After sin entered the world, day-to-day work filled with toil. There was value and meaning in his work, but Adam had to agonize for it. Bearing children was painful for Eve, but also a delight. They battled fatigue. They battled sickness. Their marriage suffered from tensions and conflict, just as God said it would (Genesis 3:16).
God promised help. The Lord had provided atonement and covering through sacrifice (Genesis 3:21). He promised a Seed to come who would crush the Serpent’s head (Genesis 3:15). Even though pain and toil could be found in their home, there was also hope. There was sin and repentance—moments of alienation followed by periods of reconciliation. Cain and his brother Abel grew up in this environment, an environment basically familiar to each of us.
At some point Cain focused on working the land. His brother focused on working the animals. One vocation was no better than the other. Both men chose good and honest labor. God strengthened their hands and blessed their work. Somewhere along the way Cain and his brother learned how to bring sacrifice before the Lord in order to worship and enjoy Him.
The Scripture tells of a day when these brothers brought their sacrifices to the Lord (Genesis 4:3-5). God regarded the sacrifice of Abel, but God did not regard the sacrifice of Cain. In other words, the manner in which Cain brought his sacrifice was unacceptable to God—he approached without faith or humility or thanksgiving in the Lord. The faith and humility by which his little brother drew near was acceptable to God. “So Cain became very angry and his countenance fell” (Genesis 3:5).
I think Cain felt a bit humiliated—outplayed, in his mind, by his “favored” little brother. He probably stewed in anger and bitterness. Rather than ask God for help, he likely thought about ways to even the score. The Lord invited Cain into conversation and offered him counsel. The Lord provided a way of restoration and warned Cain of sin’s danger. Cain didn’t care. Cain didn’t heed. In fact, Cain lured his brother into the field and murdered him.
A Conversation with God
Once more God drew near to Cain and started a conversation. He invited Cain to confess and seek help. Rather than face the situation, Cain lied. Rather than repent of his sin, Cain tried to conceal it. Of course, the Lord confronted his hostility and lack of care. After all, God wasn’t asking questions to which He didn’t already know the answers.

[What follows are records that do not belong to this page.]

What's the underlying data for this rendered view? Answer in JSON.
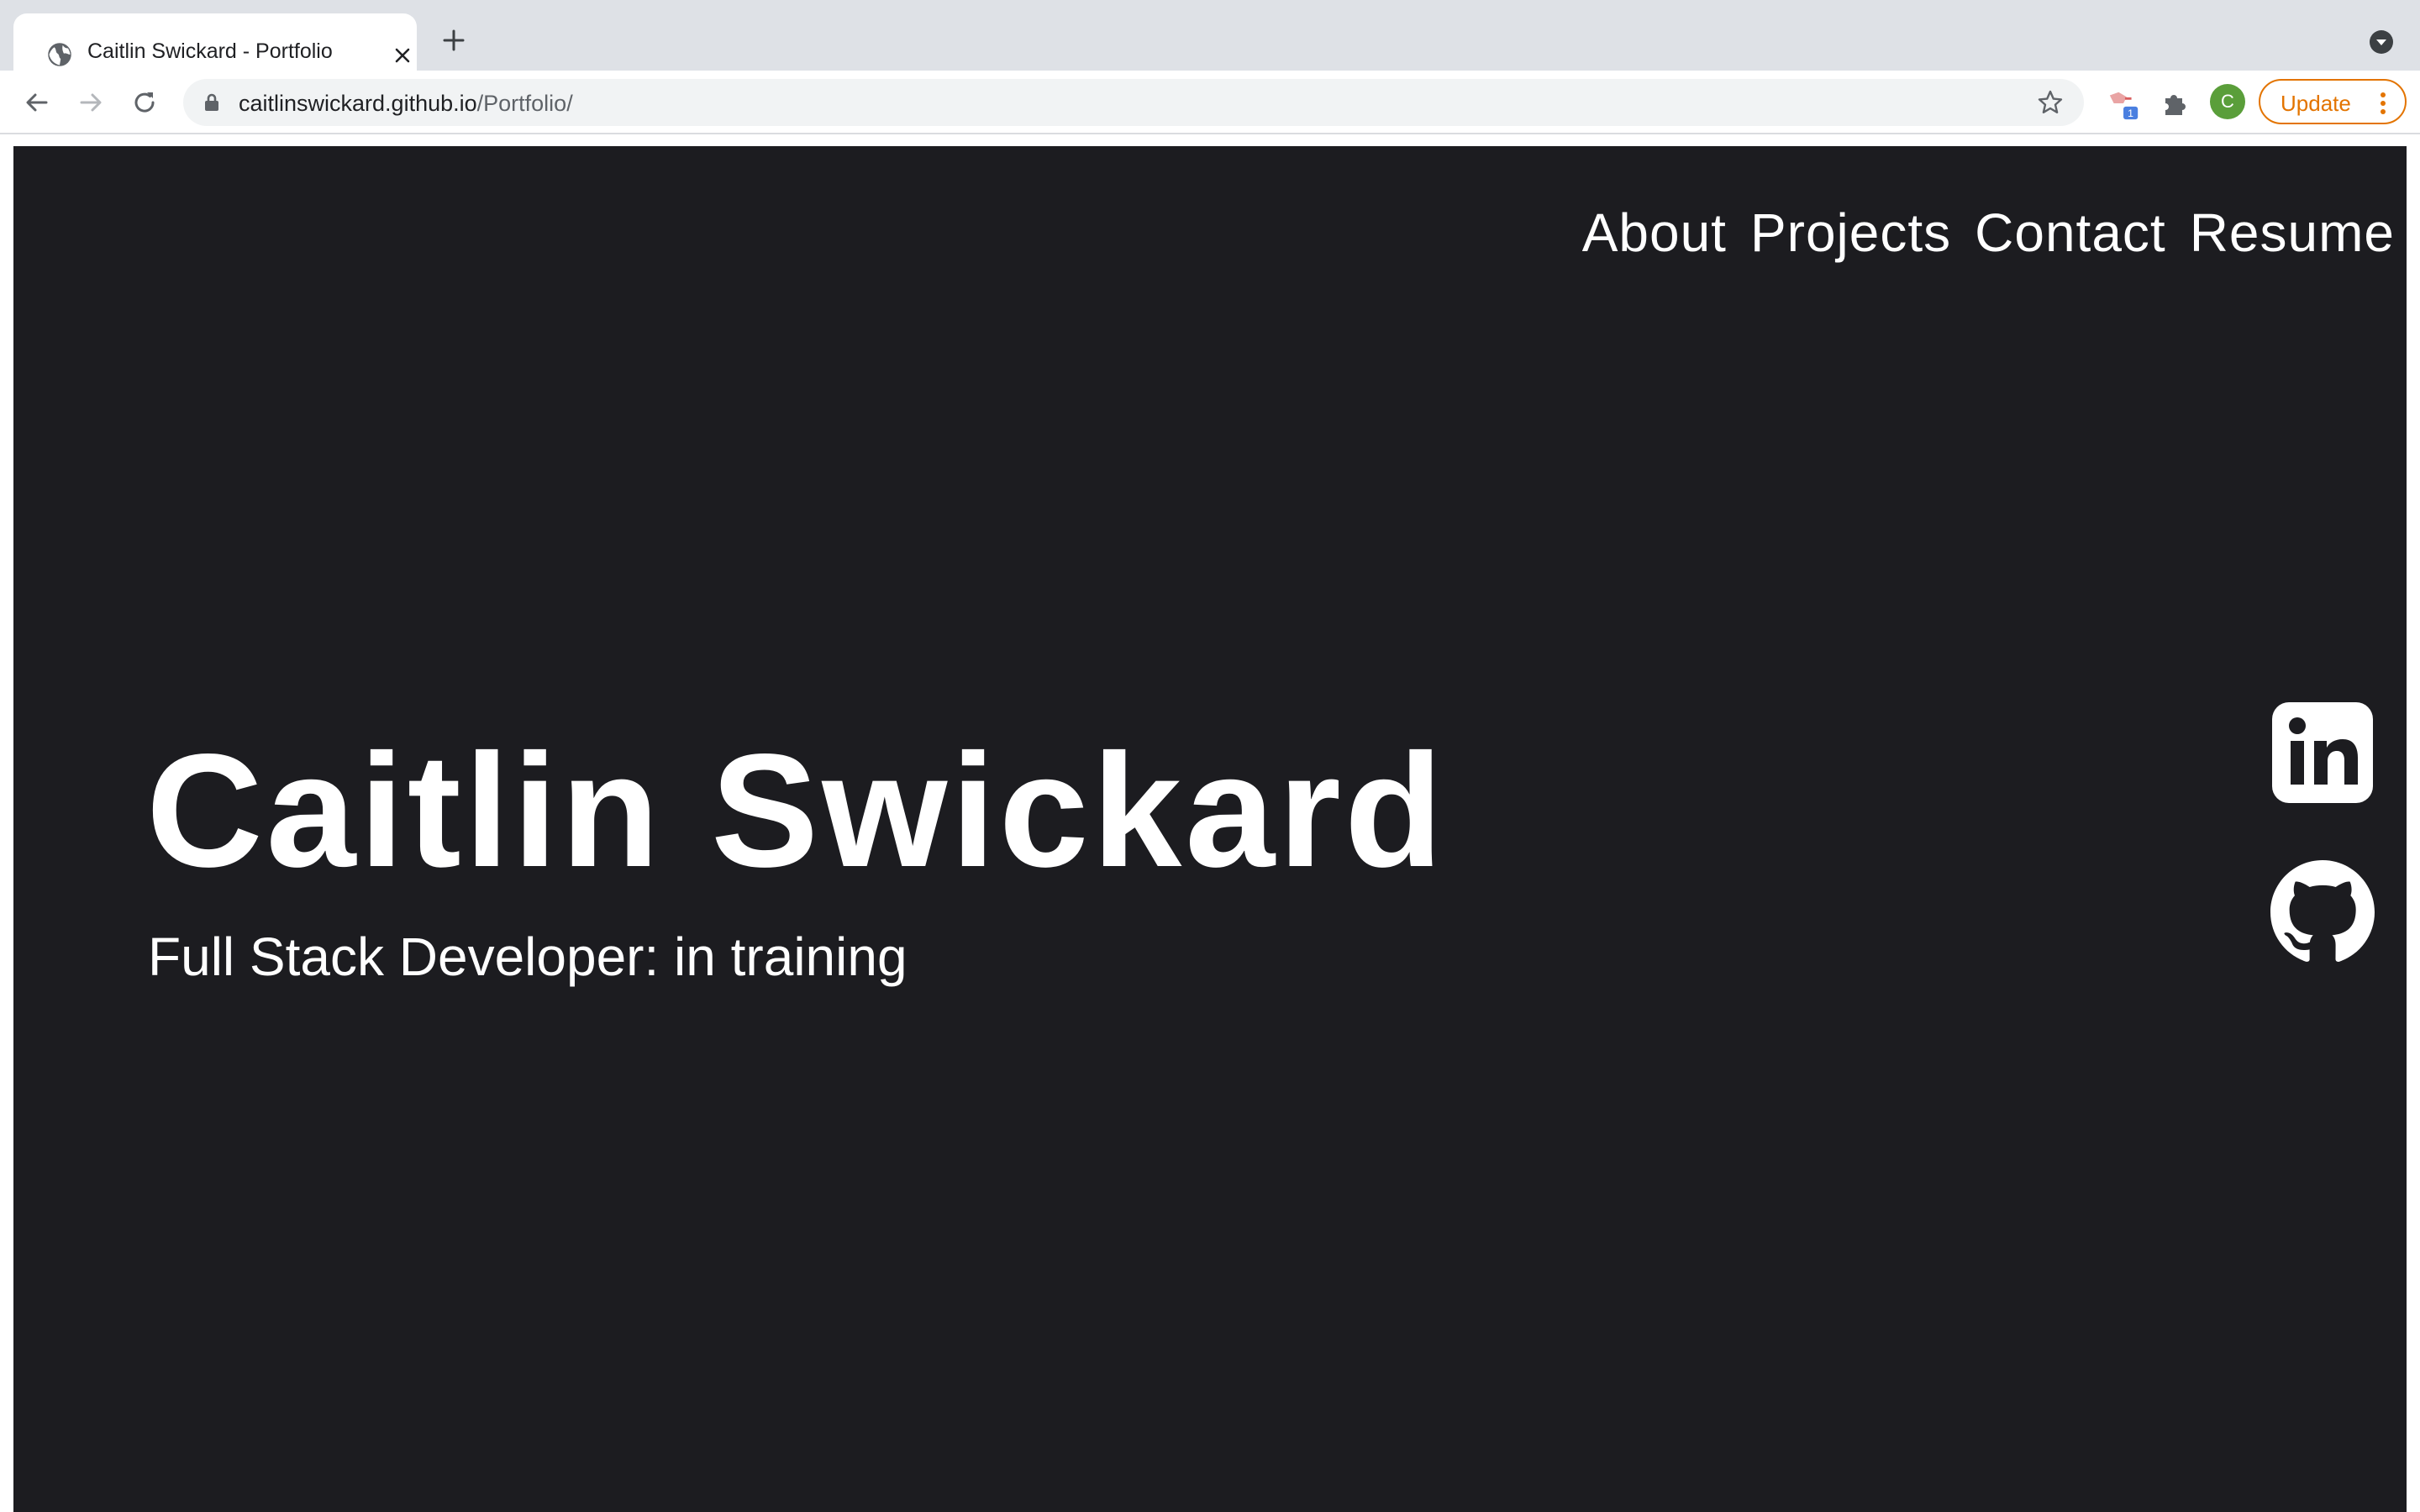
{
  "browser": {
    "tab": {
      "title": "Caitlin Swickard - Portfolio",
      "favicon": "globe-icon"
    },
    "new_tab_icon": "plus-icon",
    "tab_search_icon": "chevron-down-circle-icon",
    "url": {
      "host": "caitlinswickard.github.io",
      "path": "/Portfolio/"
    },
    "extensions_badge": "1",
    "profile_initial": "C",
    "update_label": "Update",
    "colors": {
      "tabstrip": "#dee1e6",
      "update_accent": "#e37400",
      "avatar": "#5a9e3a"
    }
  },
  "page": {
    "background": "#1c1c20",
    "nav": [
      "About",
      "Projects",
      "Contact",
      "Resume"
    ],
    "hero": {
      "name": "Caitlin Swickard",
      "subtitle": "Full Stack Developer: in training"
    },
    "social": [
      {
        "name": "LinkedIn",
        "icon": "linkedin-icon"
      },
      {
        "name": "GitHub",
        "icon": "github-icon"
      }
    ]
  }
}
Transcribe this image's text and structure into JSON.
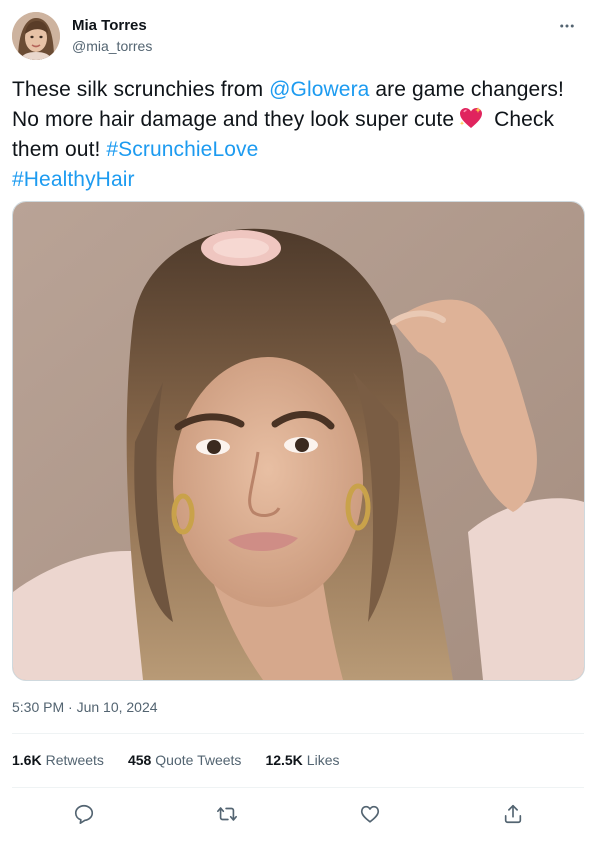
{
  "author": {
    "display_name": "Mia Torres",
    "handle": "@mia_torres"
  },
  "tweet": {
    "text_part1": "These silk scrunchies from ",
    "mention": "@Glowera",
    "text_part2": " are game changers! No more hair damage and they look super cute",
    "emoji_name": "sparkling-heart",
    "text_part3": " Check them out! ",
    "hashtag1": "#ScrunchieLove",
    "hashtag2": "#HealthyHair"
  },
  "timestamp": "5:30 PM · Jun 10, 2024",
  "stats": {
    "retweets_count": "1.6K",
    "retweets_label": "Retweets",
    "quotes_count": "458",
    "quotes_label": "Quote Tweets",
    "likes_count": "12.5K",
    "likes_label": "Likes"
  },
  "actions": {
    "reply_icon": "reply-icon",
    "retweet_icon": "retweet-icon",
    "like_icon": "heart-icon",
    "share_icon": "share-icon"
  },
  "colors": {
    "link": "#1d9bf0",
    "muted": "#536471",
    "text": "#0f1419"
  }
}
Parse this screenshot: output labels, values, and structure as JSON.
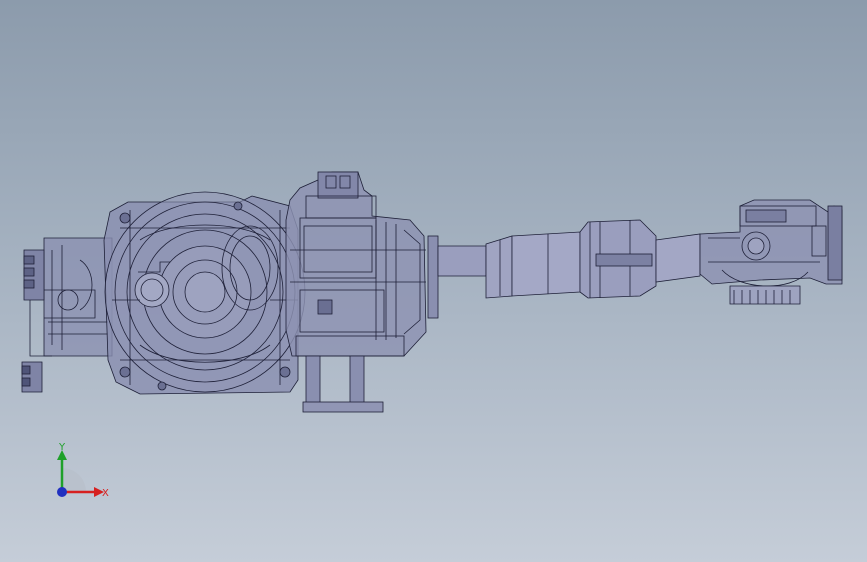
{
  "viewport": {
    "background_top": "#8c9bac",
    "background_bottom": "#c5cdd8",
    "model_fill": "#8a8fb0",
    "model_stroke": "#1e2038"
  },
  "triad": {
    "x_label": "X",
    "y_label": "Y",
    "x_color": "#d62020",
    "y_color": "#1fa02a",
    "z_color": "#2030c0"
  }
}
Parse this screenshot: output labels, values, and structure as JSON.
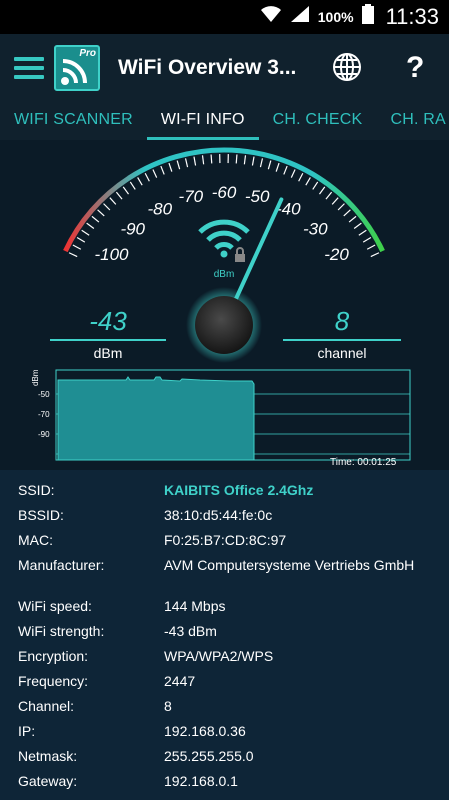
{
  "status": {
    "battery_pct": "100%",
    "time": "11:33"
  },
  "toolbar": {
    "title": "WiFi Overview 3...",
    "pro_badge": "Pro"
  },
  "tabs": [
    {
      "label": "WIFI SCANNER"
    },
    {
      "label": "WI-FI INFO"
    },
    {
      "label": "CH. CHECK"
    },
    {
      "label": "CH. RA"
    }
  ],
  "gauge": {
    "ticks": [
      "-100",
      "-90",
      "-80",
      "-70",
      "-60",
      "-50",
      "-40",
      "-30",
      "-20"
    ],
    "unit_label": "dBm",
    "signal_value": -43,
    "value_text": "-43",
    "value_unit": "dBm",
    "channel_text": "8",
    "channel_unit": "channel"
  },
  "graph": {
    "y_unit": "dBm",
    "y_ticks": [
      "-50",
      "-70",
      "-90"
    ],
    "time_label": "Time: 00:01:25"
  },
  "info": [
    {
      "key": "SSID:",
      "value": "KAIBITS Office 2.4Ghz"
    },
    {
      "key": "BSSID:",
      "value": "38:10:d5:44:fe:0c"
    },
    {
      "key": "MAC:",
      "value": "F0:25:B7:CD:8C:97"
    },
    {
      "key": "Manufacturer:",
      "value": "AVM Computersysteme Vertriebs GmbH"
    },
    {
      "key": "WiFi speed:",
      "value": "144 Mbps"
    },
    {
      "key": "WiFi strength:",
      "value": "-43 dBm"
    },
    {
      "key": "Encryption:",
      "value": "WPA/WPA2/WPS"
    },
    {
      "key": "Frequency:",
      "value": "2447"
    },
    {
      "key": "Channel:",
      "value": "8"
    },
    {
      "key": "IP:",
      "value": "192.168.0.36"
    },
    {
      "key": "Netmask:",
      "value": "255.255.255.0"
    },
    {
      "key": "Gateway:",
      "value": "192.168.0.1"
    }
  ],
  "colors": {
    "accent": "#3fd1c9",
    "bg": "#0b1b27"
  }
}
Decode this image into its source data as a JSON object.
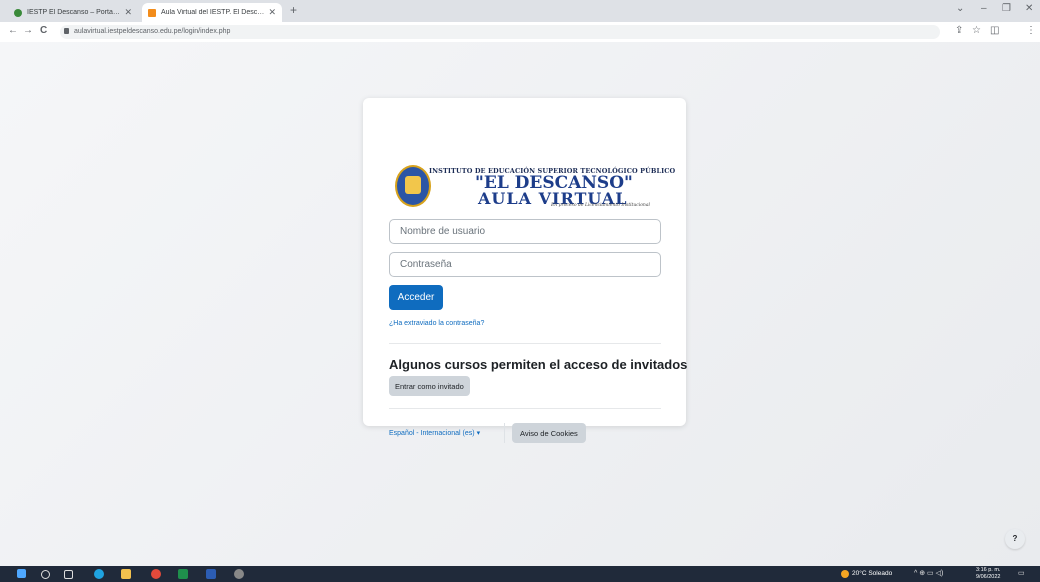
{
  "browser": {
    "tabs": [
      {
        "title": "IESTP El Descanso – Portal Web I",
        "close": "✕",
        "active": false,
        "favicon_color": "#3a8a3a"
      },
      {
        "title": "Aula Virtual del IESTP. El Descans",
        "close": "✕",
        "active": true,
        "favicon_color": "#f28c1b"
      }
    ],
    "new_tab": "+",
    "window_controls": {
      "tabsearch": "⌄",
      "minimize": "–",
      "restore": "❐",
      "close": "✕"
    },
    "nav": {
      "back": "←",
      "forward": "→",
      "reload": "C"
    },
    "url": "aulavirtual.iestpeldescanso.edu.pe/login/index.php",
    "toolbar": {
      "share": "⇪",
      "star": "☆",
      "panel": "◫",
      "menu": "⋮"
    }
  },
  "logo": {
    "line1": "INSTITUTO DE EDUCACIÓN SUPERIOR TECNOLÓGICO PÚBLICO",
    "line2": "\"EL DESCANSO\"",
    "line3": "AULA VIRTUAL",
    "line4": "En proceso de Licenciamiento Institucional"
  },
  "login": {
    "username_placeholder": "Nombre de usuario",
    "password_placeholder": "Contraseña",
    "submit_label": "Acceder",
    "forgot_link": "¿Ha extraviado la contraseña?"
  },
  "guest": {
    "heading": "Algunos cursos permiten el acceso de invitados",
    "button_label": "Entrar como invitado"
  },
  "footer": {
    "language": "Español - Internacional (es)",
    "language_caret": "▾",
    "cookies_label": "Aviso de Cookies"
  },
  "help": {
    "label": "?"
  },
  "taskbar": {
    "weather": "20°C Soleado",
    "tray": "^ ⊕ ▭ ◁)",
    "time": "3:16 p. m.",
    "date": "9/06/2022",
    "notification": "▭"
  },
  "colors": {
    "primary": "#0f6cbf",
    "secondary_btn": "#ced4da",
    "taskbar": "#202a3a"
  }
}
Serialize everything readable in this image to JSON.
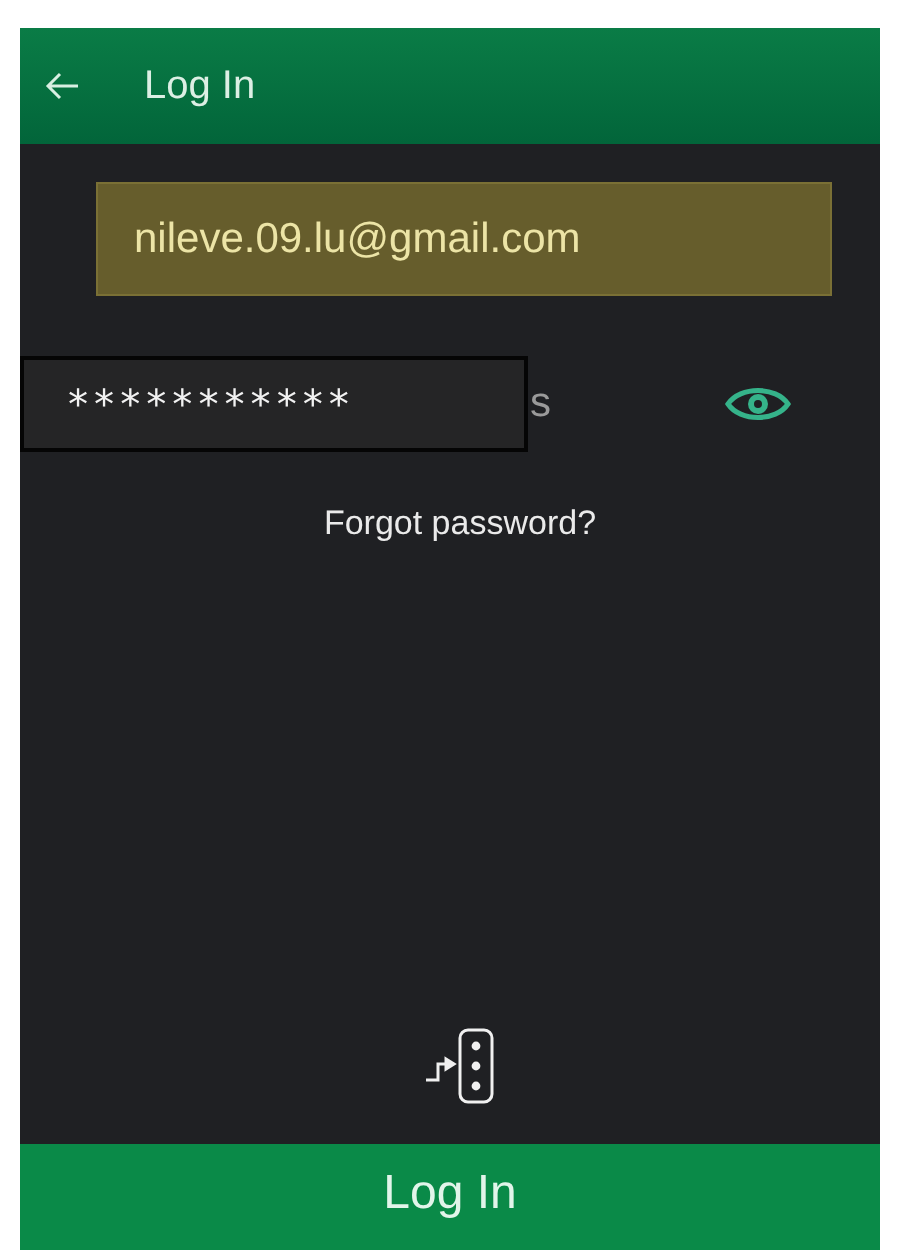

The consequences came. “Now you are cursed from the ground, which has opened its mouth to receive your brother’s blood from your hand.” (Genesis 4:11) When Adam sinned, the ground was cursed. In Cain’s case, he was cursed from the ground. Even with toil and effort, Cain’s farming would no longer yield fruit. This meant he would wander and find food in the wild. Like a cow grazing from pasture to pasture, Cain would need to keep moving to find food.
The consequences upset Cain. “My punishment is too great to bear!” he cried out. He didn’t say, “My sin is too great to bear.” Nor did he say, “Father, please forgive me, I have offended you and treated my brother with evil!” At no point in the conversation will Cain grieve his iniquity and seek forgiveness. No, he’s much more concerned with preserving his physical life. “Whoever finds me will kill me.” (Genesis 4:14) The worry seems especially ironic and inappropriate since he just murdered his brother.
Incredibly, God shows mercy. Rather than turn Cain into a pile of ashes, He actually hears his concern. God placed a sign on Cain for his protection. Anyone who found Cain would know not to harm him. The story draws to a close with Cain leaving the presence of the Lord in order to settle toward the east.
The story of Cain provides a clear, beautiful, and tragic example of counsel being graciously offered by the Lord God, and stubbornly refused by a man. We can see God graciously pursuing a hardened sinner. We get to listen over their shoulders and learn from their interaction. I think we should be amazed by the conversation.
The Rest of the Story
We invite you to return tomorrow as we explore The Location and Nature of Our Problem.